At the sight of America’s grooviest ghoul, Amy falls into a swoon, and she’s given a dark vision of the future, because that’s what fainting is for.
“Chains… trapped… chains… trapped…” she murmurs, and she’d probably keep it up indefinitely, given the chance. Like all teenagers in April 1970, she’s dreaming about Barnabas, that mysterious visitor from another world.
Once again, we find that Dark Shadows doesn’t work without Barnabas Collins, an inconvenient truth that we’ve had to learn several times over. The kids understand this better than anyone, and that knowledge is not kind. Overcome with longing for a show they used to love, and rejecting this backdoor spinoff that nobody asked for, the children slip to the floor, lost in dreams of the world they once knew. One of these days, we’re going to have to pop open the mystery box and make those dreams come true, for a time.
Dark Shadows bloopers to watch out for:
When Dameon speaks to Quentin and Angelique in the drawing room, there’s a boom mic at the top left.
At the end of that scene, there’s a problem with the mic during Dameon’s last couple lines — it sounds like something’s brushed against it, or he’s breathing too heavy on it.
Behind the Scenes:

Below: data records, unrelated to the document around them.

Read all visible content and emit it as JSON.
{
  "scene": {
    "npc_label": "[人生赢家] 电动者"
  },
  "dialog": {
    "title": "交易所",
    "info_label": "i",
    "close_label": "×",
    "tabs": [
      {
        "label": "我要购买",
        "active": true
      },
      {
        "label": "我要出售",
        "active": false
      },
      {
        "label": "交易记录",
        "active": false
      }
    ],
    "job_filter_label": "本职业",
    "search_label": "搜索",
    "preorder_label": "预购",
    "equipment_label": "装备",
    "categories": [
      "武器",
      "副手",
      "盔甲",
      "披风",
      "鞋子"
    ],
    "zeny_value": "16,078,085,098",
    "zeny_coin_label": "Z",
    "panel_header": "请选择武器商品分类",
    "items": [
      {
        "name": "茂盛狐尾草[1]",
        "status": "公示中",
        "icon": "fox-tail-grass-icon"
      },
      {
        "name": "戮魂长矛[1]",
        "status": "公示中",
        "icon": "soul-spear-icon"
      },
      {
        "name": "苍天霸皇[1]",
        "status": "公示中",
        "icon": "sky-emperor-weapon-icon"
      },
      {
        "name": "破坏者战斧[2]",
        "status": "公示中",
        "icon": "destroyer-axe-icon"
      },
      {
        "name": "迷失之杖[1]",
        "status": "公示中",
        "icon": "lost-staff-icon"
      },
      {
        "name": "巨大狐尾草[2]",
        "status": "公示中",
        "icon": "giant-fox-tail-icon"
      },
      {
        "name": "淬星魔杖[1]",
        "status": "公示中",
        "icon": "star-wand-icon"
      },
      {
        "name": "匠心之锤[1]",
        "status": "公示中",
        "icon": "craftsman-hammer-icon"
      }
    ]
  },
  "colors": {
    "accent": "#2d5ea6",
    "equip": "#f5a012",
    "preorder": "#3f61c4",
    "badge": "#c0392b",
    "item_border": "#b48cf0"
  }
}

The stand-in for the hanging Quentin is Joseph Mosca, whose only appearances are today and tomorrow. He also appeared in a couple episodes of The Mod Squad, in 1969 and ’70.
— Danny Horn